On January 15, the Hunga Tonga–Hunga Haʻapai volcano, about 70km (45 miles) northwest of the nation’s capital, Nuku’alofa, sent plumes of smoke 20km (12 miles) into the air and caused significant damage.
Before and after satellite images show smoke rising from the underwater volcano days before it erupted.
While the volcano has erupted regularly over the past few years, there has been nothing like this most recent eruption. Early data suggests it was the biggest eruption since Mount Pinatubo in the Philippines more than 30 years ago.
Robin George Andrews, a science journalist, volcanologist and author of Super Volcanoes, told Al Jazeera from London that “it was the most energetic [volcanic] explosions in the entire 21st century”.
Where are the world’s volcanoes?
There are some 1,350 potentially active volcanoes around the world, according to the US Geological Survey.

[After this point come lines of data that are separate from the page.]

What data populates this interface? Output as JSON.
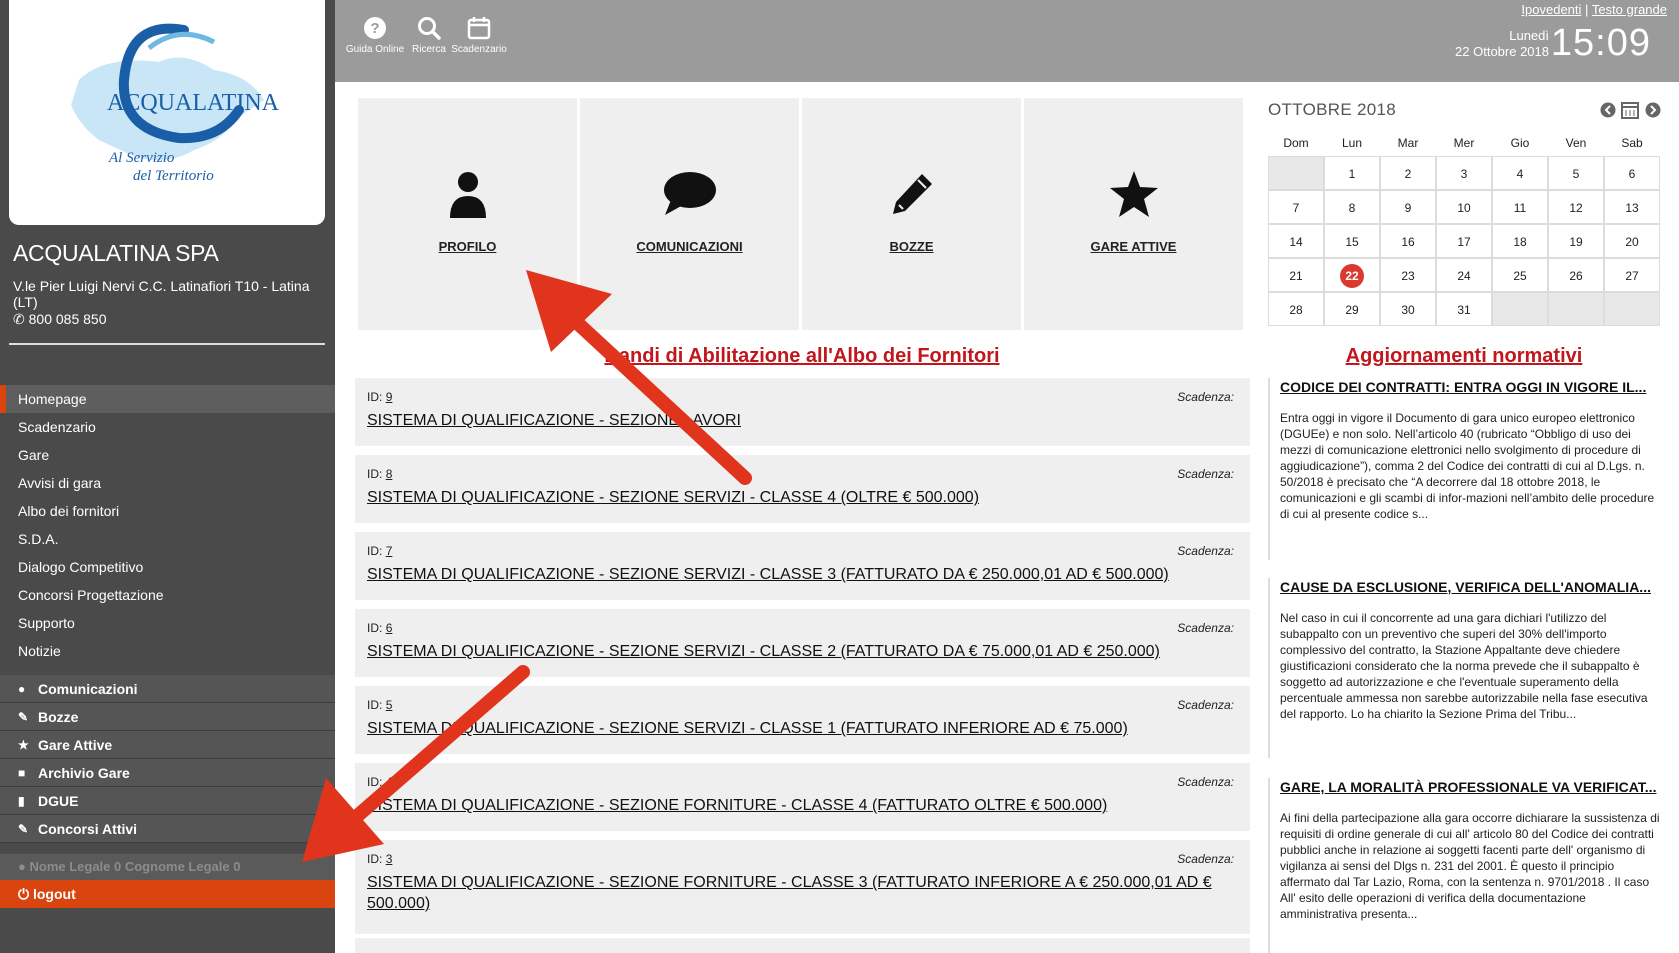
{
  "sidebar": {
    "logo": {
      "brand": "ACQUALATINA",
      "tagline_1": "Al Servizio",
      "tagline_2": "del Territorio",
      "brand_color": "#1b5ea8"
    },
    "org_name": "ACQUALATINA SPA",
    "address": "V.le Pier Luigi Nervi C.C. Latinafiori T10 - Latina (LT)",
    "phone": "800 085 850",
    "nav": [
      {
        "label": "Homepage"
      },
      {
        "label": "Scadenzario"
      },
      {
        "label": "Gare"
      },
      {
        "label": "Avvisi di gara"
      },
      {
        "label": "Albo dei fornitori"
      },
      {
        "label": "S.D.A."
      },
      {
        "label": "Dialogo Competitivo"
      },
      {
        "label": "Concorsi Progettazione"
      },
      {
        "label": "Supporto"
      },
      {
        "label": "Notizie"
      }
    ],
    "quick": [
      {
        "label": "Comunicazioni",
        "icon": "speech-bubble-icon"
      },
      {
        "label": "Bozze",
        "icon": "pencil-icon"
      },
      {
        "label": "Gare Attive",
        "icon": "star-icon"
      },
      {
        "label": "Archivio Gare",
        "icon": "folder-icon"
      },
      {
        "label": "DGUE",
        "icon": "document-icon"
      },
      {
        "label": "Concorsi Attivi",
        "icon": "pencil-icon"
      }
    ],
    "user": "Nome Legale 0 Cognome Legale 0",
    "logout": "logout",
    "accent_color": "#d9440f"
  },
  "topbar": {
    "buttons": [
      {
        "label": "Guida Online",
        "icon": "question-icon"
      },
      {
        "label": "Ricerca",
        "icon": "search-icon"
      },
      {
        "label": "Scadenzario",
        "icon": "calendar-icon"
      }
    ],
    "access_links": [
      "Ipovedenti",
      "Testo grande"
    ],
    "day": "Lunedì",
    "date": "22 Ottobre 2018",
    "time": "15:09"
  },
  "tiles": [
    {
      "label": "PROFILO",
      "icon": "user-icon"
    },
    {
      "label": "COMUNICAZIONI",
      "icon": "speech-bubble-icon"
    },
    {
      "label": "BOZZE",
      "icon": "pencil-icon"
    },
    {
      "label": "GARE ATTIVE",
      "icon": "star-icon"
    }
  ],
  "bandi": {
    "title": "Bandi di Abilitazione all'Albo dei Fornitori",
    "id_label": "ID:",
    "scadenza_label": "Scadenza:",
    "items": [
      {
        "id": "9",
        "title": "SISTEMA DI QUALIFICAZIONE - SEZIONE LAVORI"
      },
      {
        "id": "8",
        "title": "SISTEMA DI QUALIFICAZIONE - SEZIONE SERVIZI - CLASSE 4 (OLTRE € 500.000)"
      },
      {
        "id": "7",
        "title": "SISTEMA DI QUALIFICAZIONE - SEZIONE SERVIZI - CLASSE 3 (FATTURATO DA € 250.000,01 AD € 500.000)"
      },
      {
        "id": "6",
        "title": "SISTEMA DI QUALIFICAZIONE - SEZIONE SERVIZI - CLASSE 2 (FATTURATO DA € 75.000,01 AD € 250.000)"
      },
      {
        "id": "5",
        "title": "SISTEMA DI QUALIFICAZIONE - SEZIONE SERVIZI - CLASSE 1 (FATTURATO INFERIORE AD € 75.000)"
      },
      {
        "id": "4",
        "title": "SISTEMA DI QUALIFICAZIONE - SEZIONE FORNITURE - CLASSE 4 (FATTURATO OLTRE € 500.000)"
      },
      {
        "id": "3",
        "title": "SISTEMA DI QUALIFICAZIONE - SEZIONE FORNITURE - CLASSE 3 (FATTURATO INFERIORE A € 250.000,01 AD € 500.000)"
      }
    ]
  },
  "calendar": {
    "title": "OTTOBRE 2018",
    "weekdays": [
      "Dom",
      "Lun",
      "Mar",
      "Mer",
      "Gio",
      "Ven",
      "Sab"
    ],
    "weeks": [
      [
        "",
        "1",
        "2",
        "3",
        "4",
        "5",
        "6"
      ],
      [
        "7",
        "8",
        "9",
        "10",
        "11",
        "12",
        "13"
      ],
      [
        "14",
        "15",
        "16",
        "17",
        "18",
        "19",
        "20"
      ],
      [
        "21",
        "22",
        "23",
        "24",
        "25",
        "26",
        "27"
      ],
      [
        "28",
        "29",
        "30",
        "31",
        "",
        "",
        ""
      ]
    ],
    "today": "22",
    "today_color": "#d93a30"
  },
  "news": {
    "title": "Aggiornamenti normativi",
    "items": [
      {
        "title": "CODICE DEI CONTRATTI: ENTRA OGGI IN VIGORE IL...",
        "body": "Entra oggi in vigore il Documento di gara unico europeo elettronico (DGUEe) e non solo. Nell’articolo 40 (rubricato “Obbligo di uso dei mezzi di comunicazione elettronici nello svolgimento di procedure di aggiudicazione”), comma 2 del Codice dei contratti di cui al D.Lgs. n. 50/2018 è precisato che “A decorrere dal 18 ottobre 2018, le comunicazioni e gli scambi di infor-mazioni nell’ambito delle procedure di cui al presente codice s..."
      },
      {
        "title": "CAUSE DA ESCLUSIONE, VERIFICA DELL'ANOMALIA...",
        "body": "Nel caso in cui il concorrente ad una gara dichiari l'utilizzo del subappalto con un preventivo che superi del 30% dell'importo complessivo del contratto, la Stazione Appaltante deve chiedere giustificazioni considerato che la norma prevede che il subappalto è soggetto ad autorizzazione e che l'eventuale superamento della percentuale ammessa non sarebbe autorizzabile nella fase esecutiva del rapporto. Lo ha chiarito la Sezione Prima del Tribu..."
      },
      {
        "title": "GARE, LA MORALITÀ PROFESSIONALE VA VERIFICAT...",
        "body": "Ai fini della partecipazione alla gara occorre dichiarare la sussistenza di requisiti di ordine generale di cui all' articolo 80 del Codice dei contratti pubblici anche in relazione ai soggetti facenti parte dell' organismo di vigilanza ai sensi del Dlgs n. 231 del 2001. È questo il principio affermato dal Tar Lazio, Roma, con la sentenza n. 9701/2018 . Il caso All' esito delle operazioni di verifica della documentazione amministrativa presenta..."
      }
    ]
  },
  "annotation_color": "#e0341c"
}
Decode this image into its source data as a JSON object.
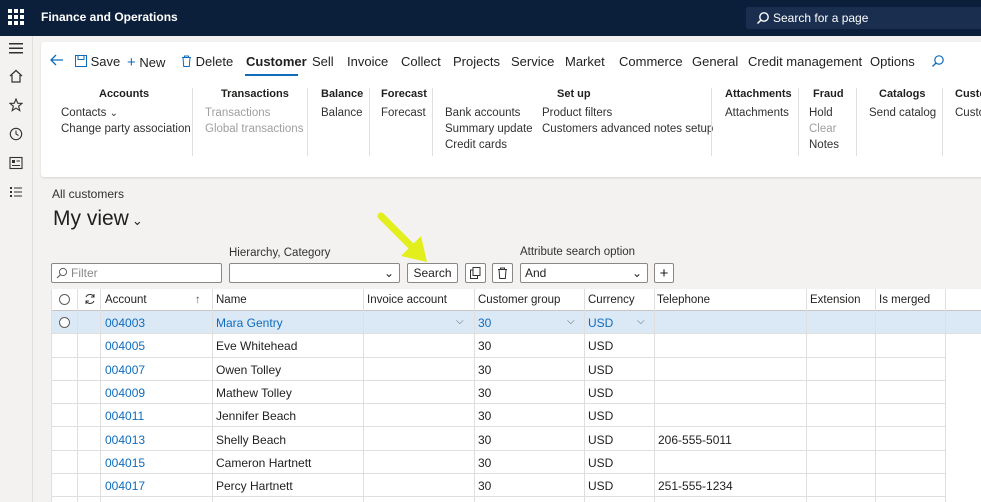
{
  "app_title": "Finance and Operations",
  "search_page": "Search for a page",
  "toolbar": {
    "save": "Save",
    "new": "New",
    "delete": "Delete"
  },
  "tabs": [
    "Customer",
    "Sell",
    "Invoice",
    "Collect",
    "Projects",
    "Service",
    "Market",
    "Commerce",
    "General",
    "Credit management",
    "Options"
  ],
  "active_tab": "Customer",
  "groups": {
    "accounts": {
      "title": "Accounts",
      "items": [
        "Contacts",
        "Change party association"
      ]
    },
    "transactions": {
      "title": "Transactions",
      "items": [
        "Transactions",
        "Global transactions"
      ]
    },
    "balance": {
      "title": "Balance",
      "items": [
        "Balance"
      ]
    },
    "forecast": {
      "title": "Forecast",
      "items": [
        "Forecast"
      ]
    },
    "setup": {
      "title": "Set up",
      "items": [
        "Bank accounts",
        "Summary update",
        "Credit cards",
        "Product filters",
        "Customers advanced notes setup"
      ]
    },
    "attachments": {
      "title": "Attachments",
      "items": [
        "Attachments"
      ]
    },
    "fraud": {
      "title": "Fraud",
      "items": [
        "Hold",
        "Clear",
        "Notes"
      ]
    },
    "catalogs": {
      "title": "Catalogs",
      "items": [
        "Send catalog"
      ]
    },
    "custo": {
      "title": "Custo",
      "items": [
        "Custo"
      ]
    }
  },
  "breadcrumb": "All customers",
  "view_title": "My view",
  "filter_placeholder": "Filter",
  "hierarchy_label": "Hierarchy, Category",
  "search_button": "Search",
  "attribute_label": "Attribute search option",
  "attribute_value": "And",
  "columns": [
    "Account",
    "Name",
    "Invoice account",
    "Customer group",
    "Currency",
    "Telephone",
    "Extension",
    "Is merged"
  ],
  "rows": [
    {
      "account": "004003",
      "name": "Mara Gentry",
      "invoice": "",
      "group": "30",
      "currency": "USD",
      "telephone": ""
    },
    {
      "account": "004005",
      "name": "Eve Whitehead",
      "invoice": "",
      "group": "30",
      "currency": "USD",
      "telephone": ""
    },
    {
      "account": "004007",
      "name": "Owen  Tolley",
      "invoice": "",
      "group": "30",
      "currency": "USD",
      "telephone": ""
    },
    {
      "account": "004009",
      "name": "Mathew Tolley",
      "invoice": "",
      "group": "30",
      "currency": "USD",
      "telephone": ""
    },
    {
      "account": "004011",
      "name": "Jennifer Beach",
      "invoice": "",
      "group": "30",
      "currency": "USD",
      "telephone": ""
    },
    {
      "account": "004013",
      "name": "Shelly Beach",
      "invoice": "",
      "group": "30",
      "currency": "USD",
      "telephone": "206-555-5011"
    },
    {
      "account": "004015",
      "name": "Cameron Hartnett",
      "invoice": "",
      "group": "30",
      "currency": "USD",
      "telephone": ""
    },
    {
      "account": "004017",
      "name": "Percy Hartnett",
      "invoice": "",
      "group": "30",
      "currency": "USD",
      "telephone": "251-555-1234"
    }
  ],
  "colors": {
    "topbar": "#0b1f3a",
    "accent": "#0f6cbd",
    "selected_row": "#dbe9f7",
    "arrow": "#e2ef1c"
  }
}
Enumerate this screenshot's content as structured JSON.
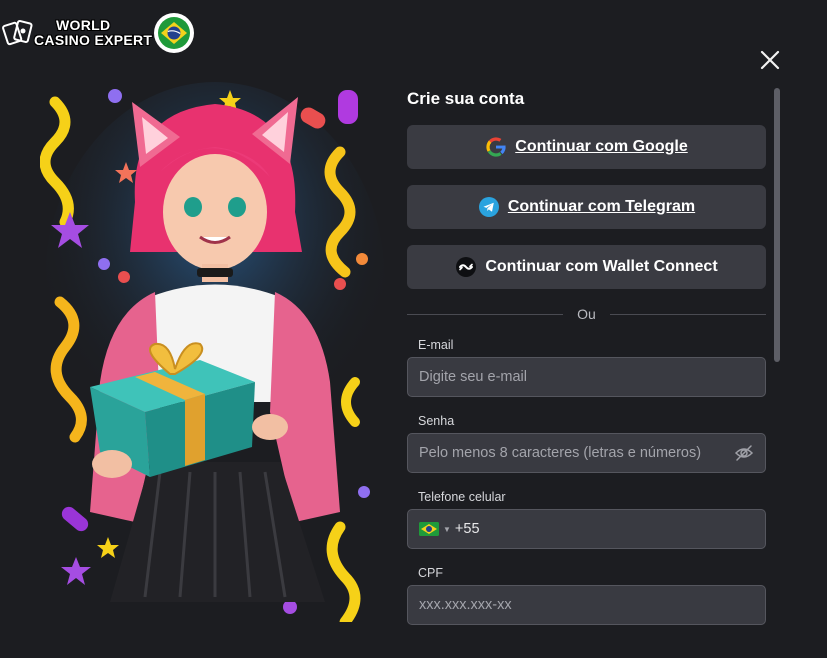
{
  "logo": {
    "line1": "WORLD",
    "line2": "CASINO EXPERT"
  },
  "form": {
    "title": "Crie sua conta",
    "google_label": "Continuar com Google",
    "telegram_label": "Continuar com Telegram",
    "wallet_label": "Continuar com Wallet Connect",
    "divider": "Ou",
    "email": {
      "label": "E-mail",
      "placeholder": "Digite seu e-mail"
    },
    "password": {
      "label": "Senha",
      "placeholder": "Pelo menos 8 caracteres (letras e números)"
    },
    "phone": {
      "label": "Telefone celular",
      "country_code": "+55"
    },
    "cpf": {
      "label": "CPF",
      "placeholder": "xxx.xxx.xxx-xx"
    }
  },
  "colors": {
    "background": "#1c1d21",
    "button": "#3a3b42",
    "field": "#393a41",
    "telegram": "#2aa3df",
    "accent_pink": "#e8457a"
  },
  "icons": [
    "close-icon",
    "google-icon",
    "telegram-icon",
    "wallet-connect-icon",
    "eye-off-icon",
    "brazil-flag-icon"
  ]
}
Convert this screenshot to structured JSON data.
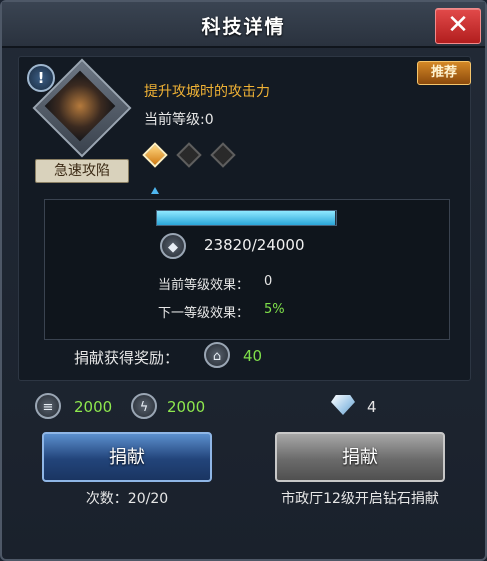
{
  "dialog": {
    "title": "科技详情",
    "close_label": "✕"
  },
  "tech": {
    "name": "急速攻陷",
    "description": "提升攻城时的攻击力",
    "current_level_text": "当前等级:0",
    "recommend_badge": "推荐",
    "levels_total": 3,
    "levels_reached": 1
  },
  "progress": {
    "text": "23820/24000",
    "fraction": 0.9925
  },
  "effects": {
    "current_label": "当前等级效果：",
    "current_value": "0",
    "next_label": "下一等级效果：",
    "next_value": "5%"
  },
  "reward": {
    "label": "捐献获得奖励：",
    "value": "40"
  },
  "costs": {
    "resource_1": "2000",
    "resource_2": "2000",
    "gems": "4"
  },
  "buttons": {
    "donate_left": "捐献",
    "donate_right": "捐献",
    "count_text": "次数：20/20",
    "locked_text": "市政厅12级开启钻石捐献"
  },
  "colors": {
    "accent_orange": "#f0b235",
    "value_green": "#7fe04a",
    "progress_blue": "#2aa6d8",
    "close_red": "#c62828"
  },
  "icons": [
    "info-icon",
    "medal-icon",
    "coin-icon",
    "lightning-icon",
    "diamond-icon",
    "close-icon"
  ]
}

Many are located along a 40,000km (25,000-mile) arc along the Pacific known as the “Ring of Fire”, which is also where about 90 percent of all earthquakes occur.
Tonga is home to several volcanoes, all along the Ring of Fire.
How underwater volcanoes erupt
There are about one million undersea volcanoes – and most are extinct. According to the Global Foundation for Ocean Exploration group, about “three-quarters of all volcanic activity on Earth actually occurs underwater”.
During an eruption, hot magma forces the oceanic crust open. This can lead to tsunamis – a series of ocean waves caused by the displacement of water.
Volcano tsunami warnings
A 1.2-metre (4 foot) wave swept ashore in the Tongan capital, with locals reporting fleeing to higher ground, leaving behind flooded houses, some with structural damage, as rubble and ash fell from the sky.
Tsunami warnings were issued across the Pacific, including in Samoa, Australia, Japan, Hawaii, Chile and the US Pacific coast.
Waves damaged boats as far away as New Zealand and Santa Cruz, California – more 8,500km (5,300 miles) away – but did not appear to cause any widespread damage.